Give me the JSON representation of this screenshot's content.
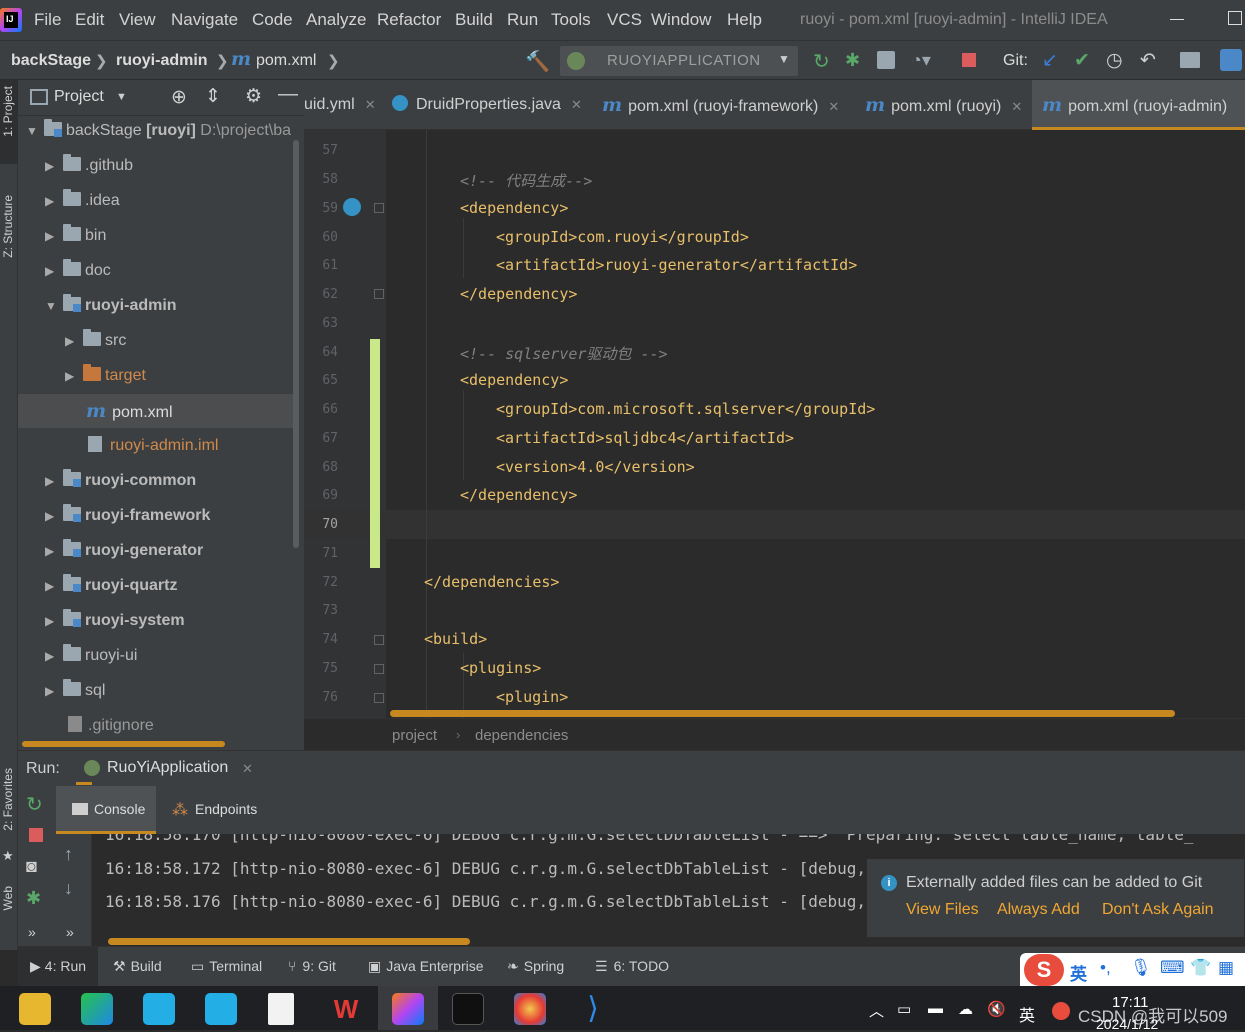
{
  "window": {
    "title": "ruoyi - pom.xml [ruoyi-admin] - IntelliJ IDEA"
  },
  "menu": [
    "File",
    "Edit",
    "View",
    "Navigate",
    "Code",
    "Analyze",
    "Refactor",
    "Build",
    "Run",
    "Tools",
    "VCS",
    "Window",
    "Help"
  ],
  "navbar": {
    "breadcrumb": [
      "backStage",
      "ruoyi-admin",
      "pom.xml"
    ],
    "run_config": "RUOYIAPPLICATION",
    "git_label": "Git:"
  },
  "side_tabs": {
    "project": "1: Project",
    "structure": "Z: Structure",
    "favorites": "2: Favorites",
    "web": "Web"
  },
  "project_panel": {
    "title": "Project",
    "root": {
      "name": "backStage",
      "module": "[ruoyi]",
      "path": "D:\\project\\ba"
    },
    "items": [
      {
        "label": ".github",
        "kind": "folder",
        "state": "collapsed"
      },
      {
        "label": ".idea",
        "kind": "folder",
        "state": "collapsed"
      },
      {
        "label": "bin",
        "kind": "folder",
        "state": "collapsed"
      },
      {
        "label": "doc",
        "kind": "folder",
        "state": "collapsed"
      },
      {
        "label": "ruoyi-admin",
        "kind": "module",
        "state": "expanded"
      },
      {
        "label": "src",
        "kind": "folder",
        "state": "collapsed"
      },
      {
        "label": "target",
        "kind": "folder-orange",
        "state": "collapsed"
      },
      {
        "label": "pom.xml",
        "kind": "maven",
        "state": "selected"
      },
      {
        "label": "ruoyi-admin.iml",
        "kind": "iml",
        "state": "none"
      },
      {
        "label": "ruoyi-common",
        "kind": "module",
        "state": "collapsed"
      },
      {
        "label": "ruoyi-framework",
        "kind": "module",
        "state": "collapsed"
      },
      {
        "label": "ruoyi-generator",
        "kind": "module",
        "state": "collapsed"
      },
      {
        "label": "ruoyi-quartz",
        "kind": "module",
        "state": "collapsed"
      },
      {
        "label": "ruoyi-system",
        "kind": "module",
        "state": "collapsed"
      },
      {
        "label": "ruoyi-ui",
        "kind": "folder",
        "state": "collapsed"
      },
      {
        "label": "sql",
        "kind": "folder",
        "state": "collapsed"
      },
      {
        "label": ".gitignore",
        "kind": "file",
        "state": "none"
      }
    ]
  },
  "editor_tabs": [
    {
      "label": "uid.yml",
      "active": false
    },
    {
      "label": "DruidProperties.java",
      "active": false
    },
    {
      "label": "pom.xml (ruoyi-framework)",
      "active": false
    },
    {
      "label": "pom.xml (ruoyi)",
      "active": false
    },
    {
      "label": "pom.xml (ruoyi-admin)",
      "active": true
    }
  ],
  "code_lines": [
    {
      "n": "57",
      "text": ""
    },
    {
      "n": "58",
      "text": "<!-- 代码生成-->"
    },
    {
      "n": "59",
      "text": "<dependency>"
    },
    {
      "n": "60",
      "text": "<groupId>com.ruoyi</groupId>"
    },
    {
      "n": "61",
      "text": "<artifactId>ruoyi-generator</artifactId>"
    },
    {
      "n": "62",
      "text": "</dependency>"
    },
    {
      "n": "63",
      "text": ""
    },
    {
      "n": "64",
      "text": "<!-- sqlserver驱动包 -->"
    },
    {
      "n": "65",
      "text": "<dependency>"
    },
    {
      "n": "66",
      "text": "<groupId>com.microsoft.sqlserver</groupId>"
    },
    {
      "n": "67",
      "text": "<artifactId>sqljdbc4</artifactId>"
    },
    {
      "n": "68",
      "text": "<version>4.0</version>"
    },
    {
      "n": "69",
      "text": "</dependency>"
    },
    {
      "n": "70",
      "text": ""
    },
    {
      "n": "71",
      "text": ""
    },
    {
      "n": "72",
      "text": "</dependencies>"
    },
    {
      "n": "73",
      "text": ""
    },
    {
      "n": "74",
      "text": "<build>"
    },
    {
      "n": "75",
      "text": "<plugins>"
    },
    {
      "n": "76",
      "text": "<plugin>"
    }
  ],
  "editor_breadcrumb": [
    "project",
    "dependencies"
  ],
  "run": {
    "label": "Run:",
    "config": "RuoYiApplication",
    "tabs": [
      "Console",
      "Endpoints"
    ],
    "log_lines": [
      "16:18:58.170 [http-nio-8080-exec-6] DEBUG c.r.g.m.G.selectDbTableList - ==>  Preparing: select table_name, table_",
      "16:18:58.172 [http-nio-8080-exec-6] DEBUG c.r.g.m.G.selectDbTableList - [debug,135] -",
      "16:18:58.176 [http-nio-8080-exec-6] DEBUG c.r.g.m.G.selectDbTableList - [debug,135] -"
    ]
  },
  "notification": {
    "message": "Externally added files can be added to Git",
    "actions": [
      "View Files",
      "Always Add",
      "Don't Ask Again"
    ]
  },
  "tool_windows": [
    {
      "label": "4: Run",
      "icon": "run-icon"
    },
    {
      "label": "Build",
      "icon": "hammer-icon"
    },
    {
      "label": "Terminal",
      "icon": "terminal-icon"
    },
    {
      "label": "9: Git",
      "icon": "git-branch-icon"
    },
    {
      "label": "Java Enterprise",
      "icon": "java-enterprise-icon"
    },
    {
      "label": "Spring",
      "icon": "spring-icon"
    },
    {
      "label": "6: TODO",
      "icon": "todo-icon"
    }
  ],
  "ime": {
    "lang": "英"
  },
  "taskbar": {
    "time": "17:11",
    "date": "2024/1/12",
    "tray_lang": "英",
    "watermark": "CSDN @我可以509"
  },
  "colors": {
    "accent": "#c7891f",
    "tag": "#e8bf6a",
    "text": "#a9b7c6",
    "comment": "#808080",
    "changed": "#c9e88a",
    "notif_action": "#f0a732"
  }
}
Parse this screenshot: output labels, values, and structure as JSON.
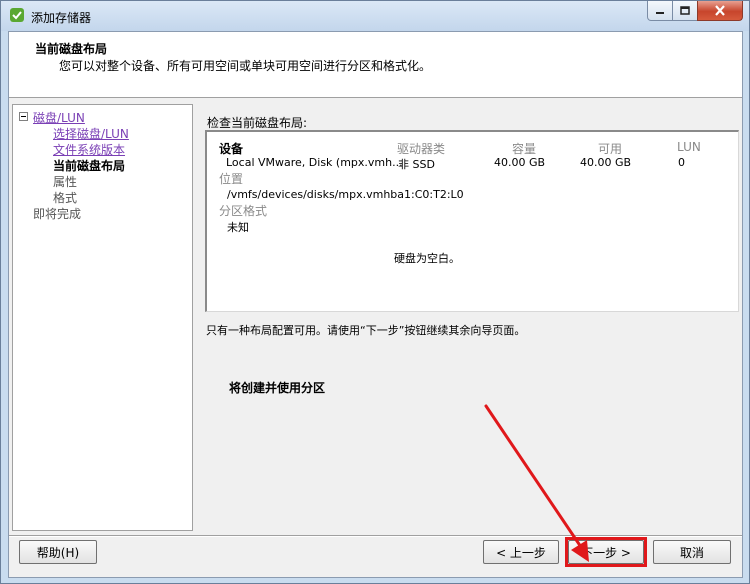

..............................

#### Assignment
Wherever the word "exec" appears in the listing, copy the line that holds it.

#### Solution to the exercise
      "16:18:58.170 [http-nio-8080-exec-6] DEBUG c.r.g.m.G.selectDbTableList - ==>  Preparing: select table_name, table_",
      "16:18:58.172 [http-nio-8080-exec-6] DEBUG c.r.g.m.G.selectDbTableList - [debug,135] -",
      "16:18:58.176 [http-nio-8080-exec-6] DEBUG c.r.g.m.G.selectDbTableList - [debug,135] -"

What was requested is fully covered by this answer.